- In the 2017 session, opponents of the new law introduced HB 1368, a bill that would amend the Act to allow, rather than require, the attending physician or hospice medical director to sign the death certificate of someone who used an aid-in-dying medication. The bill died in committee.[xvi]
- Proposed to change the wording from ‘shall’ to ‘may’ in death certificate signature requirement to allow, rather than require, the attending physician or hospice medical director to sign the death certificate of a qualified individual who obtained and self-administered aid-in-dying medication.
[i] Polling on Voter Support for Medical Aid in Dying for Terminally Ill Adults.” CompassionAndChoices.org May 2017. Accessed July 25, 2017 https://www.compassionandchoices.org/wp-content/uploads/2016/02/FS-Medical-Aid-in-Dying-Survey-Results-FINAL-5.19.17-Approved-for-Public-Distribution.pdf.
[ii] “My right to death with dignity at 29,” Brittany Maynard. CNN Opinion. Nov. 2, 2014. Accessed July 26, 2017 http://www.cnn.com/2014/10/07/opinion/maynard-assisted-suicide-cancer-dignity/index.html
[iii] “Death with Dignity Act History” Accessed July 25, 2017 http://www.oregon.gov/oha/ph/ProviderPartnerResources/EvaluationResearch/DeathwithDignityAct/Documents/history.pdf
[iv] “Death with Dignity Act” Washington State Department of Health. Accessed 7/26/2017 http://www.doh.wa.gov/YouandYourFamily/IllnessandDisease/DeathwithDignityAct
[v] “Montana Becomes Third U.S. State to Allow Physician Aid in Dying” Kristine S. Knaplund. American Bar Association. Feb. 2010. Accessed July 25, 2017 at https://www.americanbar.org/content/dam/aba/publications/rpte_ereport/2010/february/te_knapland.pdf.authcheckdam.
[vi] “Question 2: Physician-assisted suicide.” Accessed July 25, 2017 at http://archive.boston.com/news/special/politics/2012/general/mass-ballot-question-2-election-results-2012.html
[vii] Letter.
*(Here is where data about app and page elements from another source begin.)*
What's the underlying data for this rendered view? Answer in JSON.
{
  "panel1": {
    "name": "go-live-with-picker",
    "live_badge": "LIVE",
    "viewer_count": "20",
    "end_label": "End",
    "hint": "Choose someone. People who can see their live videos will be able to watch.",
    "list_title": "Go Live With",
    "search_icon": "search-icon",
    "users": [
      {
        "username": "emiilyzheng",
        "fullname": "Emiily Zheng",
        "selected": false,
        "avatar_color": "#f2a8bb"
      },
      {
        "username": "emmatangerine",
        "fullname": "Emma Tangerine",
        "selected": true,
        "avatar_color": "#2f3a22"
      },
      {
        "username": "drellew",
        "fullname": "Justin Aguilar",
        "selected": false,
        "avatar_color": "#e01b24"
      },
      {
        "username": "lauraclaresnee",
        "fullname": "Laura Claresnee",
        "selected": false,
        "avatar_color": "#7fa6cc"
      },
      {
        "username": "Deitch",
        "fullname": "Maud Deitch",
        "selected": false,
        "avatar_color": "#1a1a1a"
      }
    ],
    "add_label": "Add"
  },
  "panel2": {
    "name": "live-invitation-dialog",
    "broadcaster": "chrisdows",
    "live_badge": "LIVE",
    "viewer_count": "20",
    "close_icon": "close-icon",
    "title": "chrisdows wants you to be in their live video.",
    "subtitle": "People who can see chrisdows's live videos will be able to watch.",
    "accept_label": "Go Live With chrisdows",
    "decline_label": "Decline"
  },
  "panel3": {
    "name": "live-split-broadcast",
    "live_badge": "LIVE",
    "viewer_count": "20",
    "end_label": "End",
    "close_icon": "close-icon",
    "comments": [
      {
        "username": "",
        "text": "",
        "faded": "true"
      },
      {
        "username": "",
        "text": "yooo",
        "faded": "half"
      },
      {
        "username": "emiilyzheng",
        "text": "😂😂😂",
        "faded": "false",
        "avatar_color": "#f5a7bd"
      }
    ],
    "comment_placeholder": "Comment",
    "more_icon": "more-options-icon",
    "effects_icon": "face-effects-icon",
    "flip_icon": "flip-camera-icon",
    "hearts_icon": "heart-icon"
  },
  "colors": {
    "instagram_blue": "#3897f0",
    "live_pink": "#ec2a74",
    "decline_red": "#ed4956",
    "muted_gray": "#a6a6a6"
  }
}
Edmund G. Brown Jr. October 5, 2015. Accessed July 25, 2017 at https://www.gov.ca.gov/docs/ABX2_15_Signing_Message.pdf.
[viii] “Physician-Assisted Suicide Fast Facts,” CNN Library, updated June 10, 2017, accessed 7/20/2017 at http://www.cnn.com/2014/11/26/us/physician-assisted-suicide-fast-facts/index.html
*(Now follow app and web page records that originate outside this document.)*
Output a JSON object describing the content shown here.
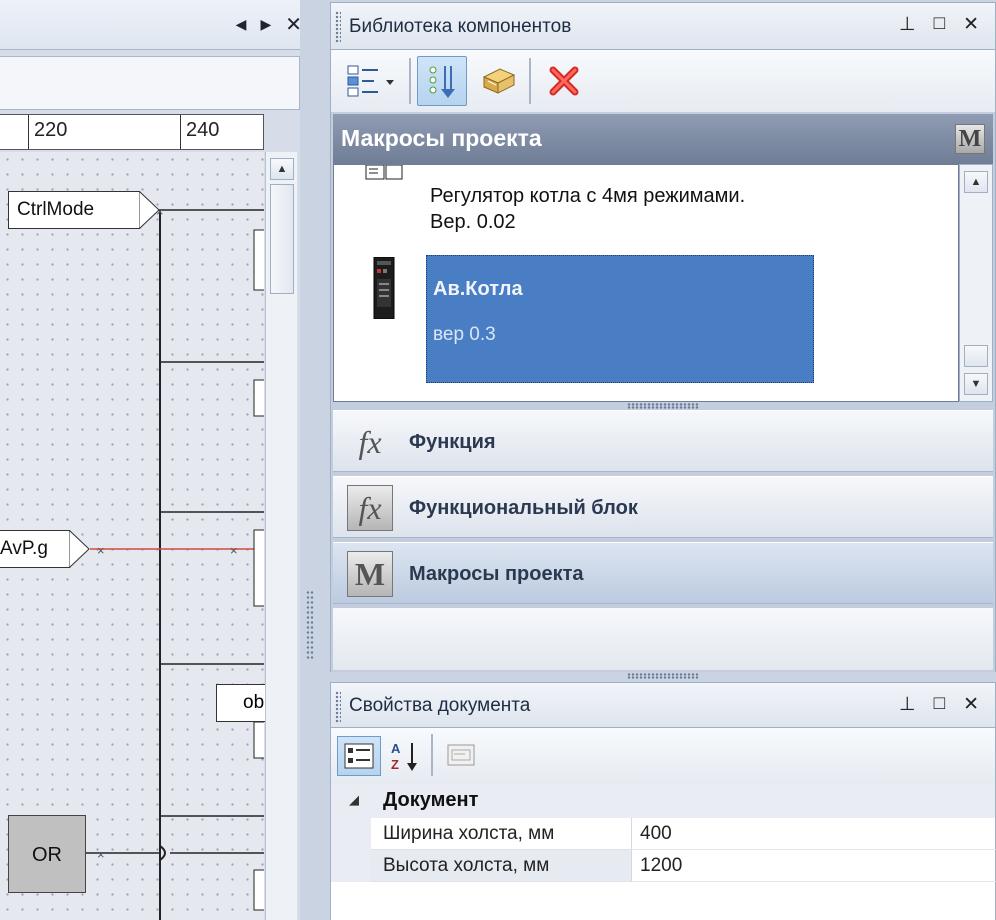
{
  "editor": {
    "tab_nav": {
      "prev": "◀",
      "next": "▶",
      "close": "✕"
    },
    "ruler": {
      "labels": [
        "220",
        "240"
      ]
    },
    "scroll_up": "▲",
    "labels": {
      "ctrl_mode": "CtrlMode",
      "avp": "AvP.g",
      "ob": "ob",
      "or_block": "OR"
    }
  },
  "library_panel": {
    "title": "Библиотека компонентов",
    "pin": "⊥",
    "maximize": "□",
    "close": "✕",
    "section_title": "Макросы проекта",
    "section_badge": "M",
    "items": [
      {
        "name": "Регулятор котла с 4мя режимами.",
        "version": "Вер. 0.02"
      },
      {
        "name": "Ав.Котла",
        "version": "вер 0.3"
      }
    ],
    "scroll_up": "▲",
    "scroll_down": "▼",
    "categories": [
      {
        "icon": "fx",
        "label": "Функция"
      },
      {
        "icon": "fx",
        "label": "Функциональный блок"
      },
      {
        "icon": "M",
        "label": "Макросы проекта"
      }
    ]
  },
  "properties_panel": {
    "title": "Свойства документа",
    "pin": "⊥",
    "maximize": "□",
    "close": "✕",
    "sort_label": "A Z",
    "category": "Документ",
    "expand_glyph": "◢",
    "rows": [
      {
        "name": "Ширина холста, мм",
        "value": "400"
      },
      {
        "name": "Высота холста, мм",
        "value": "1200"
      }
    ]
  }
}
[ix] “Death with Dignity Act” Oregon Health Authority. Accessed 7/26/2017 http://www.oregon.gov/oha/ph/ProviderPartnerResources/EvaluationResearch/DeathwithDignityAct/Pages/index.aspx
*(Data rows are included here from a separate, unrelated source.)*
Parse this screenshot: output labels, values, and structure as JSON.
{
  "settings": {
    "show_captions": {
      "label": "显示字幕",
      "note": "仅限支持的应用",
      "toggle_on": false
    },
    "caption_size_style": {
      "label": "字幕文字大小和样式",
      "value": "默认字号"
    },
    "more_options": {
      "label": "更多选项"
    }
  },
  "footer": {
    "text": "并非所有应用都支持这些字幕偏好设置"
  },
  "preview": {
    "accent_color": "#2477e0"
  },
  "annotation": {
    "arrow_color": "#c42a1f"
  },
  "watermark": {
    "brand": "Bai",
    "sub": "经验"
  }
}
[x] “Death with Dignity Act” Washington State Department of Health. Accessed 7/26/2017 http://www.oregon.gov/oha/ph/ProviderPartnerResources/EvaluationResearch/DeathwithDignityAct/Pages/index.aspx
[xi] “Physician-Assisted Suicide Fast Facts”
[xii] “California End of Life Option Act 2016 Data Report” California Department of Public Health accessed July 20, 2017 at https://www.cdph.ca.gov/Programs/CHSI/CDPH%20Document%20Library/CDPH%20End%20of%20Life%20Option%20Act%20Report.pdf
[xiii] “California Medical Aid-in-Dying Law Working Very Well as 1st Anniversary Approaches,” Compassion and Choices, June 1, 2017 accessed July 20, 2017 at https://www.compassionandchoices.org/california-medical-aid-in-dying-law-working-very-well-as-1st-anniversary-approaches/
[xiv] “End-of-Life Options Act Materials” Colorado Hospital Association. Accessed July 25, 2017 https://cha.com/policy-advocacy/end-of-life-options-act-materials/
[xv] “Federal threats to Colorado’s aid-in-dying law.” Barbara Coombs Lee. March 25, 2017. Accessed July 25, 2017 http://www.denverpost.com/2017/03/25/federal-threats-to-colorados-aid-in-dying-law/